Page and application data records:
BEGIN
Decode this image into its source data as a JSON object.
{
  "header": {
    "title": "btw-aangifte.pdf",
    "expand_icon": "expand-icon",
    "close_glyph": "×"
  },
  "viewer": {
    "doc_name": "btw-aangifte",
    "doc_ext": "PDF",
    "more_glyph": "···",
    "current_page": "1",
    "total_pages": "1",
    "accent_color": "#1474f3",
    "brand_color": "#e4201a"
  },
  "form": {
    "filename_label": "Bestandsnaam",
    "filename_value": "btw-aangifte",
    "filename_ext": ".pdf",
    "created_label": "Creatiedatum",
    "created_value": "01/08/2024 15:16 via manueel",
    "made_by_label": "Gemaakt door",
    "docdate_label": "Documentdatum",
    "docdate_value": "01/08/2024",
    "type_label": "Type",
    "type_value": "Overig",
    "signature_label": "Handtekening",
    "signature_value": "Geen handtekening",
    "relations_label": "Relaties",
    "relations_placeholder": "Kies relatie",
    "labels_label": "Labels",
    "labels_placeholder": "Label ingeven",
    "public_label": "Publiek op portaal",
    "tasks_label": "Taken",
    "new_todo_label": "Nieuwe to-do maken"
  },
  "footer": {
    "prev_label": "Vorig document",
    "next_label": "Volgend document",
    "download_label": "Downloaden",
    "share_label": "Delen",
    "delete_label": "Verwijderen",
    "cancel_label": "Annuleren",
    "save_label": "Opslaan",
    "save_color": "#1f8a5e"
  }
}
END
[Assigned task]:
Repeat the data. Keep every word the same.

[Exercise response]:
Decode this image into its source data as a JSON object.
{
  "header": {
    "title": "btw-aangifte.pdf",
    "expand_icon": "expand-icon",
    "close_glyph": "×"
  },
  "viewer": {
    "doc_name": "btw-aangifte",
    "doc_ext": "PDF",
    "more_glyph": "···",
    "current_page": "1",
    "total_pages": "1",
    "accent_color": "#1474f3",
    "brand_color": "#e4201a"
  },
  "form": {
    "filename_label": "Bestandsnaam",
    "filename_value": "btw-aangifte",
    "filename_ext": ".pdf",
    "created_label": "Creatiedatum",
    "created_value": "01/08/2024 15:16 via manueel",
    "made_by_label": "Gemaakt door",
    "docdate_label": "Documentdatum",
    "docdate_value": "01/08/2024",
    "type_label": "Type",
    "type_value": "Overig",
    "signature_label": "Handtekening",
    "signature_value": "Geen handtekening",
    "relations_label": "Relaties",
    "relations_placeholder": "Kies relatie",
    "labels_label": "Labels",
    "labels_placeholder": "Label ingeven",
    "public_label": "Publiek op portaal",
    "tasks_label": "Taken",
    "new_todo_label": "Nieuwe to-do maken"
  },
  "footer": {
    "prev_label": "Vorig document",
    "next_label": "Volgend document",
    "download_label": "Downloaden",
    "share_label": "Delen",
    "delete_label": "Verwijderen",
    "cancel_label": "Annuleren",
    "save_label": "Opslaan",
    "save_color": "#1f8a5e"
  }
}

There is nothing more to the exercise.